In the 1620s Spain debated who should be the country's patron- James the current patron or a combination of him and the newly canonized Saint Teresa of Ávila. Teresa's promoters said Spain faced new challenges, especially the threat of Protestantism, and the declining society at home and needed a modern patron saint who understood these problems and could lead the Spanish nation back. Santiago's supporters ("santiaguistas") fought back viciously and won the day, but Teresa of Avila remained far more popular at the local level.
A statue of St. James Matamoros was present at the Cathedral of Santiago de Compostela, one of the most holy pilgrimages of Roman Catholicism. It was removed in May 2004 for cultural sensitivities, and placed in the cathedral museum. It was replaced by a statue by the same 18th-century sculptor, Jose Gambino, depicting St. James as the pilgrim who introduced Christianity to the Iberian Peninsula. Alejandro Barral, speaking for the cathedral, said that it was necessary to portray James in a way which fitted with the teachings of Jesus, and that the decision had been arranged for years prior to the Islamic bombing of Madrid on 11 March 2004.
However, by July of the same year, public outcry by Spain's Catholic majority forced Church officials to keep the statue in place.
- Clifford Rogers (2010). The Oxford Encyclopaedia of Medieval Warfare and Military Technology.

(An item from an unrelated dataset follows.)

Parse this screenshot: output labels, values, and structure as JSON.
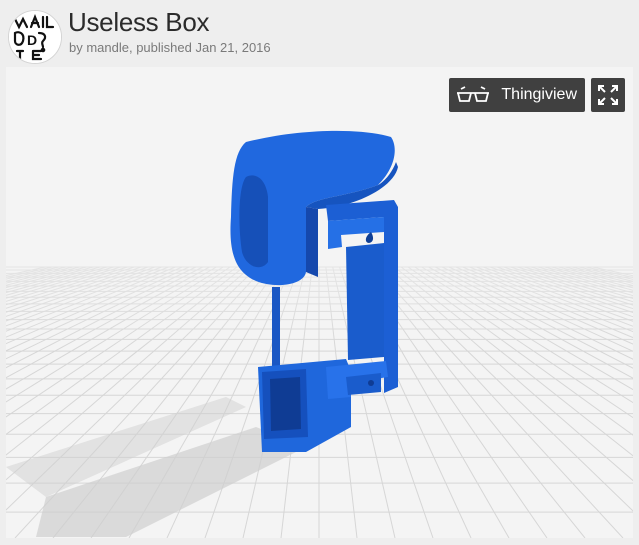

Oxford University Press. p. 404.
- Erin Kathleen Rowe, Saint and Nation: Santiago, Teresa of Avila, and Plural Identities in Early Modern Spain (2011)
|Wikimedia Commons has media related to Saint James Moorslayer.|